> _About this exercise_
Retype the records that come next, word for word.

> _Supplied material_
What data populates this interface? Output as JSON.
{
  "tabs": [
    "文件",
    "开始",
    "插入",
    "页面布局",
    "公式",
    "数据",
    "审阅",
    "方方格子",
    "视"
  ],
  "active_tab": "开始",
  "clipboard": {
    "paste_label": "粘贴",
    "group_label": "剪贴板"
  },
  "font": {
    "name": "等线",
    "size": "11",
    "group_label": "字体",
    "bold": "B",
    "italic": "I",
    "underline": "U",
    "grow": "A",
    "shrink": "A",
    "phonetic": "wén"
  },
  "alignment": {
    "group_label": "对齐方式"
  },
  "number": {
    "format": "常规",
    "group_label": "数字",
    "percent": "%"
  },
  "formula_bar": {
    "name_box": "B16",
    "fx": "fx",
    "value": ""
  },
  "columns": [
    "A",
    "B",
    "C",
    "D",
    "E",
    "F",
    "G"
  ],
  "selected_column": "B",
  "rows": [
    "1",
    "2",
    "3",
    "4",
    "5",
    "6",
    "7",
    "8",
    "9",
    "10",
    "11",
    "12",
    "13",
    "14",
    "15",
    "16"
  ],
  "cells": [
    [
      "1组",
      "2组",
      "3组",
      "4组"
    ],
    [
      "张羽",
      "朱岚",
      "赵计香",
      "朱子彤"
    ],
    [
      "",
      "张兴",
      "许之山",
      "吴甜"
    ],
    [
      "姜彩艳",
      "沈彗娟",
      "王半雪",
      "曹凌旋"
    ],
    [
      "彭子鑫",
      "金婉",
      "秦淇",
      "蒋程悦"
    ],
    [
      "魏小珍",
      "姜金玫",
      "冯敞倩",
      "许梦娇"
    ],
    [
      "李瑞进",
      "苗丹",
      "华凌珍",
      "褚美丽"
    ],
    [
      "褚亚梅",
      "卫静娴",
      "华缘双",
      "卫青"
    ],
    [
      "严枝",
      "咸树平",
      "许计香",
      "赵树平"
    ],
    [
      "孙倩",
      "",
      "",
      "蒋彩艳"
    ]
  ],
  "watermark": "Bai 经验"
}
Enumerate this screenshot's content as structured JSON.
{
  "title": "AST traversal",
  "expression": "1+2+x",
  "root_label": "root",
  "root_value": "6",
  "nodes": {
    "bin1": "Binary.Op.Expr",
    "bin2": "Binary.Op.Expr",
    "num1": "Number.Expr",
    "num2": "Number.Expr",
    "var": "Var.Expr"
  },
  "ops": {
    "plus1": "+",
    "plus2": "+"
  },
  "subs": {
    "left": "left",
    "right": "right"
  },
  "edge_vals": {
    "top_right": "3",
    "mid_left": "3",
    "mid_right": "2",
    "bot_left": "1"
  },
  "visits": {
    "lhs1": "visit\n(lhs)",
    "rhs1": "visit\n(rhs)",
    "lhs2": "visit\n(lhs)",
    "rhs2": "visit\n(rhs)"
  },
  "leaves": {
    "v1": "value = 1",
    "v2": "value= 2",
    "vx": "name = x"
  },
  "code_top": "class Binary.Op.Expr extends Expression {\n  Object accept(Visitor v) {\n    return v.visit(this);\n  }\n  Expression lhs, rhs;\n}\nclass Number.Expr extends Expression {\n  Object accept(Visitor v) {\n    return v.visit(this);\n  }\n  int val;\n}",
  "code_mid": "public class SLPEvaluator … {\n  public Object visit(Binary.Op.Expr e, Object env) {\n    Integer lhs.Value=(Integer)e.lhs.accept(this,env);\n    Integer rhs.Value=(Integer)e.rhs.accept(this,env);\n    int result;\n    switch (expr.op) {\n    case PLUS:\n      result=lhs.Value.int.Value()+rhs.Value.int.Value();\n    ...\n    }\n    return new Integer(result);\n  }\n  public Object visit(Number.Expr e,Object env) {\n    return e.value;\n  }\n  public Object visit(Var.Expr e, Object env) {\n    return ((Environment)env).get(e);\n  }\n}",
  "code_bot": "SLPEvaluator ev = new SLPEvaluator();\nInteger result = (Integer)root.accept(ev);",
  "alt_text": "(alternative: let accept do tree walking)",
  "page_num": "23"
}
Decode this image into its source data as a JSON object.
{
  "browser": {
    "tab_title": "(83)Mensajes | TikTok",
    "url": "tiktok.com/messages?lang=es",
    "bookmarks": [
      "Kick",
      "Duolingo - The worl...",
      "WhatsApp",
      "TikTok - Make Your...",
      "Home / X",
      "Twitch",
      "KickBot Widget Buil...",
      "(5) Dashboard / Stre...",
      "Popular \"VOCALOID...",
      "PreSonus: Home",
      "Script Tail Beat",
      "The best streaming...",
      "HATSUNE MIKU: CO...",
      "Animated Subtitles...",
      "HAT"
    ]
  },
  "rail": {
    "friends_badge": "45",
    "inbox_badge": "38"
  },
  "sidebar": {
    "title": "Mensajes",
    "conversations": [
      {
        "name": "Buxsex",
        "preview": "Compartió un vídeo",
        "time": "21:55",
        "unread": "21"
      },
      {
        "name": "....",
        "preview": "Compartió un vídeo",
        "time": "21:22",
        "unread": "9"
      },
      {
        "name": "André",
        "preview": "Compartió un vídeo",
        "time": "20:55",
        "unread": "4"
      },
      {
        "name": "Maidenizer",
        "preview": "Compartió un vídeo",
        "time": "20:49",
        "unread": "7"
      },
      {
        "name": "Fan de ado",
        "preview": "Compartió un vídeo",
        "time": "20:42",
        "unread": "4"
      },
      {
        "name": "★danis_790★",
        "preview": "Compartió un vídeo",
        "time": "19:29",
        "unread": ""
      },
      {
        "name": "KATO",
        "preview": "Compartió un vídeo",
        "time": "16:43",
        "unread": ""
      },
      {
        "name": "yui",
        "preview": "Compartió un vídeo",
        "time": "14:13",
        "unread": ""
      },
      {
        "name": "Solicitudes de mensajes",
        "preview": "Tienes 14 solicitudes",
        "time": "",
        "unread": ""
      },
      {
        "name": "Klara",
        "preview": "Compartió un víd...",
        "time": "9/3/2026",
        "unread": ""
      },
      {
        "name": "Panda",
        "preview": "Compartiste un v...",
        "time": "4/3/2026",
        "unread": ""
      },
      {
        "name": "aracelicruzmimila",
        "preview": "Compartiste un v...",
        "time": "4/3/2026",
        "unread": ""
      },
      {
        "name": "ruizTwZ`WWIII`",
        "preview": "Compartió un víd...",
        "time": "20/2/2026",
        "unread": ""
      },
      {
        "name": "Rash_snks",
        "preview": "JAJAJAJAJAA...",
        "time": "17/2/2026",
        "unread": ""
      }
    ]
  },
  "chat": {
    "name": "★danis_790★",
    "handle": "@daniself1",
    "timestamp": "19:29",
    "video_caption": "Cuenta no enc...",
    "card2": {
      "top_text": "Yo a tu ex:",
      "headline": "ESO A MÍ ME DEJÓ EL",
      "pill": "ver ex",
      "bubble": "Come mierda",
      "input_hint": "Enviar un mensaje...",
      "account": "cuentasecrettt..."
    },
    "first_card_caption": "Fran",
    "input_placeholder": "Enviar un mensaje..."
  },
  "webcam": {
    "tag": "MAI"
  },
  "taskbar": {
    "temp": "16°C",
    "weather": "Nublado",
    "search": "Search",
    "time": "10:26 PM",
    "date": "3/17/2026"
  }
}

> _Output for this exercise_
What data populates this interface? Output as JSON.
{
  "tabs": [
    "文件",
    "开始",
    "插入",
    "页面布局",
    "公式",
    "数据",
    "审阅",
    "方方格子",
    "视"
  ],
  "active_tab": "开始",
  "clipboard": {
    "paste_label": "粘贴",
    "group_label": "剪贴板"
  },
  "font": {
    "name": "等线",
    "size": "11",
    "group_label": "字体",
    "bold": "B",
    "italic": "I",
    "underline": "U",
    "grow": "A",
    "shrink": "A",
    "phonetic": "wén"
  },
  "alignment": {
    "group_label": "对齐方式"
  },
  "number": {
    "format": "常规",
    "group_label": "数字",
    "percent": "%"
  },
  "formula_bar": {
    "name_box": "B16",
    "fx": "fx",
    "value": ""
  },
  "columns": [
    "A",
    "B",
    "C",
    "D",
    "E",
    "F",
    "G"
  ],
  "selected_column": "B",
  "rows": [
    "1",
    "2",
    "3",
    "4",
    "5",
    "6",
    "7",
    "8",
    "9",
    "10",
    "11",
    "12",
    "13",
    "14",
    "15",
    "16"
  ],
  "cells": [
    [
      "1组",
      "2组",
      "3组",
      "4组"
    ],
    [
      "张羽",
      "朱岚",
      "赵计香",
      "朱子彤"
    ],
    [
      "",
      "张兴",
      "许之山",
      "吴甜"
    ],
    [
      "姜彩艳",
      "沈彗娟",
      "王半雪",
      "曹凌旋"
    ],
    [
      "彭子鑫",
      "金婉",
      "秦淇",
      "蒋程悦"
    ],
    [
      "魏小珍",
      "姜金玫",
      "冯敞倩",
      "许梦娇"
    ],
    [
      "李瑞进",
      "苗丹",
      "华凌珍",
      "褚美丽"
    ],
    [
      "褚亚梅",
      "卫静娴",
      "华缘双",
      "卫青"
    ],
    [
      "严枝",
      "咸树平",
      "许计香",
      "赵树平"
    ],
    [
      "孙倩",
      "",
      "",
      "蒋彩艳"
    ]
  ],
  "watermark": "Bai 经验"
}
Enumerate this screenshot's content as structured JSON.
{
  "title": "AST traversal",
  "expression": "1+2+x",
  "root_label": "root",
  "root_value": "6",
  "nodes": {
    "bin1": "Binary.Op.Expr",
    "bin2": "Binary.Op.Expr",
    "num1": "Number.Expr",
    "num2": "Number.Expr",
    "var": "Var.Expr"
  },
  "ops": {
    "plus1": "+",
    "plus2": "+"
  },
  "subs": {
    "left": "left",
    "right": "right"
  },
  "edge_vals": {
    "top_right": "3",
    "mid_left": "3",
    "mid_right": "2",
    "bot_left": "1"
  },
  "visits": {
    "lhs1": "visit\n(lhs)",
    "rhs1": "visit\n(rhs)",
    "lhs2": "visit\n(lhs)",
    "rhs2": "visit\n(rhs)"
  },
  "leaves": {
    "v1": "value = 1",
    "v2": "value= 2",
    "vx": "name = x"
  },
  "code_top": "class Binary.Op.Expr extends Expression {\n  Object accept(Visitor v) {\n    return v.visit(this);\n  }\n  Expression lhs, rhs;\n}\nclass Number.Expr extends Expression {\n  Object accept(Visitor v) {\n    return v.visit(this);\n  }\n  int val;\n}",
  "code_mid": "public class SLPEvaluator … {\n  public Object visit(Binary.Op.Expr e, Object env) {\n    Integer lhs.Value=(Integer)e.lhs.accept(this,env);\n    Integer rhs.Value=(Integer)e.rhs.accept(this,env);\n    int result;\n    switch (expr.op) {\n    case PLUS:\n      result=lhs.Value.int.Value()+rhs.Value.int.Value();\n    ...\n    }\n    return new Integer(result);\n  }\n  public Object visit(Number.Expr e,Object env) {\n    return e.value;\n  }\n  public Object visit(Var.Expr e, Object env) {\n    return ((Environment)env).get(e);\n  }\n}",
  "code_bot": "SLPEvaluator ev = new SLPEvaluator();\nInteger result = (Integer)root.accept(ev);",
  "alt_text": "(alternative: let accept do tree walking)",
  "page_num": "23"
}
Decode this image into its source data as a JSON object.
{
  "browser": {
    "tab_title": "(83)Mensajes | TikTok",
    "url": "tiktok.com/messages?lang=es",
    "bookmarks": [
      "Kick",
      "Duolingo - The worl...",
      "WhatsApp",
      "TikTok - Make Your...",
      "Home / X",
      "Twitch",
      "KickBot Widget Buil...",
      "(5) Dashboard / Stre...",
      "Popular \"VOCALOID...",
      "PreSonus: Home",
      "Script Tail Beat",
      "The best streaming...",
      "HATSUNE MIKU: CO...",
      "Animated Subtitles...",
      "HAT"
    ]
  },
  "rail": {
    "friends_badge": "45",
    "inbox_badge": "38"
  },
  "sidebar": {
    "title": "Mensajes",
    "conversations": [
      {
        "name": "Buxsex",
        "preview": "Compartió un vídeo",
        "time": "21:55",
        "unread": "21"
      },
      {
        "name": "....",
        "preview": "Compartió un vídeo",
        "time": "21:22",
        "unread": "9"
      },
      {
        "name": "André",
        "preview": "Compartió un vídeo",
        "time": "20:55",
        "unread": "4"
      },
      {
        "name": "Maidenizer",
        "preview": "Compartió un vídeo",
        "time": "20:49",
        "unread": "7"
      },
      {
        "name": "Fan de ado",
        "preview": "Compartió un vídeo",
        "time": "20:42",
        "unread": "4"
      },
      {
        "name": "★danis_790★",
        "preview": "Compartió un vídeo",
        "time": "19:29",
        "unread": ""
      },
      {
        "name": "KATO",
        "preview": "Compartió un vídeo",
        "time": "16:43",
        "unread": ""
      },
      {
        "name": "yui",
        "preview": "Compartió un vídeo",
        "time": "14:13",
        "unread": ""
      },
      {
        "name": "Solicitudes de mensajes",
        "preview": "Tienes 14 solicitudes",
        "time": "",
        "unread": ""
      },
      {
        "name": "Klara",
        "preview": "Compartió un víd...",
        "time": "9/3/2026",
        "unread": ""
      },
      {
        "name": "Panda",
        "preview": "Compartiste un v...",
        "time": "4/3/2026",
        "unread": ""
      },
      {
        "name": "aracelicruzmimila",
        "preview": "Compartiste un v...",
        "time": "4/3/2026",
        "unread": ""
      },
      {
        "name": "ruizTwZ`WWIII`",
        "preview": "Compartió un víd...",
        "time": "20/2/2026",
        "unread": ""
      },
      {
        "name": "Rash_snks",
        "preview": "JAJAJAJAJAA...",
        "time": "17/2/2026",
        "unread": ""
      }
    ]
  },
  "chat": {
    "name": "★danis_790★",
    "handle": "@daniself1",
    "timestamp": "19:29",
    "video_caption": "Cuenta no enc...",
    "card2": {
      "top_text": "Yo a tu ex:",
      "headline": "ESO A MÍ ME DEJÓ EL",
      "pill": "ver ex",
      "bubble": "Come mierda",
      "input_hint": "Enviar un mensaje...",
      "account": "cuentasecrettt..."
    },
    "first_card_caption": "Fran",
    "input_placeholder": "Enviar un mensaje..."
  },
  "webcam": {
    "tag": "MAI"
  },
  "taskbar": {
    "temp": "16°C",
    "weather": "Nublado",
    "search": "Search",
    "time": "10:26 PM",
    "date": "3/17/2026"
  }
}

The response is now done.